A most notable Peruvian Guinea Pig can have hair length that reaches 20″ or more!
The Peruvian Guinea Pig is generally obtained as a show animal. It has long, flowing hair that makes it a favorite of show judges. Its tresses require extra care, but their beauty is beyond compare.
Peruvian Guinea Pigs have the trademark guinea pig personality: Curious, fun-loving and alert. The biggest concern when keeping them as pets is the extensive grooming required. Those who do not plan to show them often remedy this by keeping their hair trimmed to a length that won’t tangle or get dirty so easily.
There’s no denying that the Peruvian is harder to care for than its short-haired counterparts, and therefore might not be a good choice for young children. But they make wonderful companions for adults and older, responsible kids. For a first guinea pig, a hardier breed that requires less maintenance would be a better choice.
Guinea Pig Information – Guinea Pig Care
Guide to a Happy Healthy Guinea Pig
- Kingdom: Animalia
- Phylum: Chordata
- Class: Mammalia
- Order: Rodentia
- Family: Caviidae
- Genus: Cavia
- Species: porcellus
Selective breeding of Guinea pigs began around the year 1200. Originally bred for food, the focus shifted to producing suitable pets and show animals around the 15th century. The Peruvian is one of the original three breeds recognized by the American Cavy Breeders Association.
The Peruvian has long hair all over its body. Its topcoat can grow up to 2 feet long, while its undercoat usually grows no longer than 7 inches. The hair parts naturally straight down the spine. Peruvians that are to be shown must have two rosettes on each side of the rump, and their hair should fan out so that it is difficult to tell the back from the front.
The Peruvian Satin also has long hair, but its coat is denser and glossier. It is recognized as a separate breed by the ACBA.
Keeping Guinea Pigs:
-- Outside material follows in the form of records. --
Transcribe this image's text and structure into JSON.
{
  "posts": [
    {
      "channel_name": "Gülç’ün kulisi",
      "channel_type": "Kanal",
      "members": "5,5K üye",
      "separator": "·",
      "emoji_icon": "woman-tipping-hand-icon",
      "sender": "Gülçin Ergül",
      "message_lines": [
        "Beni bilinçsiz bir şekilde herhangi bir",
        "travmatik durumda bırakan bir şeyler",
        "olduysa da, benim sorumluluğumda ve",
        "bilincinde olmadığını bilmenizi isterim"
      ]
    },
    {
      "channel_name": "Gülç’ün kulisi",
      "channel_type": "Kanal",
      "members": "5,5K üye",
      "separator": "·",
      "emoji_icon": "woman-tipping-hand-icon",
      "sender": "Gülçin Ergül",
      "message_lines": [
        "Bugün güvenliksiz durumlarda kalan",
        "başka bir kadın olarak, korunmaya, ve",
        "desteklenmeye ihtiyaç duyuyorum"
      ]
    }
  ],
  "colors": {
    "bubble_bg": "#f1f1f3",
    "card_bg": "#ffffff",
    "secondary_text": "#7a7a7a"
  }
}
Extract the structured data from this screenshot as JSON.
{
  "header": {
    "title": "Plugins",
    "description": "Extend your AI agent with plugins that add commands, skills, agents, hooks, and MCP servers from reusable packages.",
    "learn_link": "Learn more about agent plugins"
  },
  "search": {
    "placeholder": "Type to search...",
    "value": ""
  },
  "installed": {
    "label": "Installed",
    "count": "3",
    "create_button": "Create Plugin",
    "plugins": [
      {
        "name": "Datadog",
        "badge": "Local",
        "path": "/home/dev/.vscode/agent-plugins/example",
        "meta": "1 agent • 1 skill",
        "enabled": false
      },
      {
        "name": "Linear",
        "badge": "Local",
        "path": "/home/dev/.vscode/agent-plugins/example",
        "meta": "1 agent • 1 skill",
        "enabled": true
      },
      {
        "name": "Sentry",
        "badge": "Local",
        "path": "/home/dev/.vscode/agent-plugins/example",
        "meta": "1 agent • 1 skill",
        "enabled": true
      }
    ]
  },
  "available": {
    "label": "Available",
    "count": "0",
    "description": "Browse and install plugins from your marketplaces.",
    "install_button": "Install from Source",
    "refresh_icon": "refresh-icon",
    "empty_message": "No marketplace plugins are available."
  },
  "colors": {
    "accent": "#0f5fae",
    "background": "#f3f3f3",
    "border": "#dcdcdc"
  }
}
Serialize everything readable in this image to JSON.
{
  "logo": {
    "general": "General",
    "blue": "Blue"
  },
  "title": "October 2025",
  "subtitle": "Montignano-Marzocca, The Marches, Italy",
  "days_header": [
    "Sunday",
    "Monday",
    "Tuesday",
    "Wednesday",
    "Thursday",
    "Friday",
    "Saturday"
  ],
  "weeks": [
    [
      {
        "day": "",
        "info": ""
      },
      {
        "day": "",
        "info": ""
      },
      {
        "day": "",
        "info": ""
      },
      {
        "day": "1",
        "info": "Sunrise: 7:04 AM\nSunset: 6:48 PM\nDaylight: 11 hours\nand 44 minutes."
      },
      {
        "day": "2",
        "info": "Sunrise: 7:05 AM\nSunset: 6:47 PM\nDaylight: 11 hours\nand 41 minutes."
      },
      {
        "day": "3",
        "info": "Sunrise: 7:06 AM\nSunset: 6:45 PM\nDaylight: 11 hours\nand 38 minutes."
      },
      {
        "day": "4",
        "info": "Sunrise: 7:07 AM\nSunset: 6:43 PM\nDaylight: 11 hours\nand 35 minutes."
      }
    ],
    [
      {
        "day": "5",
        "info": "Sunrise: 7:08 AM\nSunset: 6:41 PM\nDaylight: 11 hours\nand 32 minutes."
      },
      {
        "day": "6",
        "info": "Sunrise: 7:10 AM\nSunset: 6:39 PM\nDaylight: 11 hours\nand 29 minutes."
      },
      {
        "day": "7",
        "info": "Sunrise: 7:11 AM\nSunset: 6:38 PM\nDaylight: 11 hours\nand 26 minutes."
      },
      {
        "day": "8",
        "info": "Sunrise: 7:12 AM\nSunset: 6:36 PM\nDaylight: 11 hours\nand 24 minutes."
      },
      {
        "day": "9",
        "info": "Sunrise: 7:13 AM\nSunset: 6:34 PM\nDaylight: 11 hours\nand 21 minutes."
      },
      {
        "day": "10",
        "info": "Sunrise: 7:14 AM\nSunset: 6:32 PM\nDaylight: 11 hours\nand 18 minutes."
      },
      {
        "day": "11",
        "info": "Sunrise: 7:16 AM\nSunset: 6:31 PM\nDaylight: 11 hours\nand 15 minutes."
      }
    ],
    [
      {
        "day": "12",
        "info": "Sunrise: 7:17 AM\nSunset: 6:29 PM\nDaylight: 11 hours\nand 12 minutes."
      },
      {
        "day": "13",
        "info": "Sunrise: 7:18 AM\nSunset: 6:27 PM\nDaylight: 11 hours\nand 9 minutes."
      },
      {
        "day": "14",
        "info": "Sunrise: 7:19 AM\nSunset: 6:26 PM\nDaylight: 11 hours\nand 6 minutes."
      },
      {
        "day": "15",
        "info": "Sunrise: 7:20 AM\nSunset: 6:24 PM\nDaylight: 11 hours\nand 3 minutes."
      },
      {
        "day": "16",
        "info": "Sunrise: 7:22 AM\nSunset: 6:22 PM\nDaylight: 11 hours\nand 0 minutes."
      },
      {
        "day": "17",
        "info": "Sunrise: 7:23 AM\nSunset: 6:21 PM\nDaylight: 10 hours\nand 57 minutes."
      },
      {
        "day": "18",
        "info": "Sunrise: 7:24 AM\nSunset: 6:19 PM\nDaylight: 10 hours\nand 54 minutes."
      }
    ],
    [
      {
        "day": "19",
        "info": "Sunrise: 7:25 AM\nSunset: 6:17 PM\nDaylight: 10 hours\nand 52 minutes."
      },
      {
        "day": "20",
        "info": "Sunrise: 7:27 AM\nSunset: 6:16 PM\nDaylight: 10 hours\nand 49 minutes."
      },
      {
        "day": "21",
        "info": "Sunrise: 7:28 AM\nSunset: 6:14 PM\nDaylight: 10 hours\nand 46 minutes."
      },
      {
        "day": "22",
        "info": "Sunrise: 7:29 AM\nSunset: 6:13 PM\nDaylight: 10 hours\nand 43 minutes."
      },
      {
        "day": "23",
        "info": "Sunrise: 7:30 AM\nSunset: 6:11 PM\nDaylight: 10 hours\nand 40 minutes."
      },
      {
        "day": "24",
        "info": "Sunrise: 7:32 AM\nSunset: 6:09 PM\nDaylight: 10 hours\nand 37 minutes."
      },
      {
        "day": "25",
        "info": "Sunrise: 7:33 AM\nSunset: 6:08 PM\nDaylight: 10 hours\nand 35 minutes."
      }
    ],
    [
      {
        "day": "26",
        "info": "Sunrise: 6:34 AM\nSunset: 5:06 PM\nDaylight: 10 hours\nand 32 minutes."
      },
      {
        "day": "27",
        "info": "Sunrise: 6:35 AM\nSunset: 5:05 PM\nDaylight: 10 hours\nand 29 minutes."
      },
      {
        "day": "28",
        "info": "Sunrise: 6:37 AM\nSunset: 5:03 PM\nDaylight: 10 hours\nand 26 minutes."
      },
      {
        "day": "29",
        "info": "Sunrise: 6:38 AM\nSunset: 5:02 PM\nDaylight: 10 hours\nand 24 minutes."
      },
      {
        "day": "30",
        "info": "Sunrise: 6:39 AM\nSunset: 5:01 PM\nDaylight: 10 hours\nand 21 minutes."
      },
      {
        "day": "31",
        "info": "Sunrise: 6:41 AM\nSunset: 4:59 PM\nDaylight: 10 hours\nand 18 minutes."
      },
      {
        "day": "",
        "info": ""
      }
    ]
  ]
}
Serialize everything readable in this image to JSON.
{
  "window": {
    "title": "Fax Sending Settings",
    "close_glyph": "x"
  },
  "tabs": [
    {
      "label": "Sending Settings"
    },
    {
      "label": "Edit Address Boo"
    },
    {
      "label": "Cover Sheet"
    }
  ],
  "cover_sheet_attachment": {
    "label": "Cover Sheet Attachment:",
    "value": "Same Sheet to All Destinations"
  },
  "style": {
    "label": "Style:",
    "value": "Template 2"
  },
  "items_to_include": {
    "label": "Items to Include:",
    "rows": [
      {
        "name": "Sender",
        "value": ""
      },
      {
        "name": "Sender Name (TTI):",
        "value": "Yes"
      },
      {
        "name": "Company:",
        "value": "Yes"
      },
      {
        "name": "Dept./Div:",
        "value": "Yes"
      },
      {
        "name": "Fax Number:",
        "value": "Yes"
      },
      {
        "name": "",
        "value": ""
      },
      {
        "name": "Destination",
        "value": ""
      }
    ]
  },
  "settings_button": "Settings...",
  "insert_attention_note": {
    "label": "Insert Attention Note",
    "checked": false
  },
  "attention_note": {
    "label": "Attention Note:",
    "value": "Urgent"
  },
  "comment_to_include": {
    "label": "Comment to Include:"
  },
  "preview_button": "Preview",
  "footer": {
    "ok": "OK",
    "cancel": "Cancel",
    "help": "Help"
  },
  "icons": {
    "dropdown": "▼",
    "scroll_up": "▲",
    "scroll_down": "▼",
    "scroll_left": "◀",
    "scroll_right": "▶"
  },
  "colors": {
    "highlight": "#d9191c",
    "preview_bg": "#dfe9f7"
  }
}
Be sure to provide your guinea pig with a good home and a proper diet. This will keep it happy and healthy and ensure a great pet for a long time.
Guinea pigs need plenty of exercise and they also love to play. You can let them outside or run around in the house for short periods of time under supervision. They love to explore and need at least one hour of supervised ‘floor time’ every day.
When picking up a guinea pig make sure you do not grab it only by its shoulders. Just keep in mind when picking your pet up to do it evenly. With your hands, support it’s entire body, and be careful not to drop it.
Guinea pigs are social creatures and will like to have a companion. They are great companions for children.
Take time to learn what your guinea pig needs, including:
- care and feeding
- social behaviors
- handling and training
- breeding guinea pigs
- baby guinea pigs.
Peruvian Guinea Pigs are pretty easy to find in most areas. Prices run around $20 to $30.
Guinea Pigs come in many varieties and are readily available at pet stores, shelters, and rescues. When looking to acquire a pet guinea pig make sure it is a healthy animal. A healthy guinea pig will have brilliant eyes, good sound teeth, and a healthy coat. Any age and either sex will make a good pet, however you should plan to get more than one as they are very social and do best with a companion. Get a same sex pair or you could end up having babies.
: Lianne McLeod, DVM, “Guinea Pig Breed Guide- Peruvian Guinea Pig“, About, Inc., Copyright 2008
Holly Nash, DVM, MS, “Guinea Pigs: Breeds and Colors“, Foster and Smith, Inc., Copyright 1997-2008
“Peruvian“, Omlet, Copyright 2004
Sandler, Carol, “Cavy Standard Changes- The First 25 Years“, American Cavy Breeders
“Guinea Pig Breed“,Wikipedia, Copyright 2008
“Guinea Pig“,Wikipedia, Copyright 2008
Featured Image Credit: lino9999, Pixabay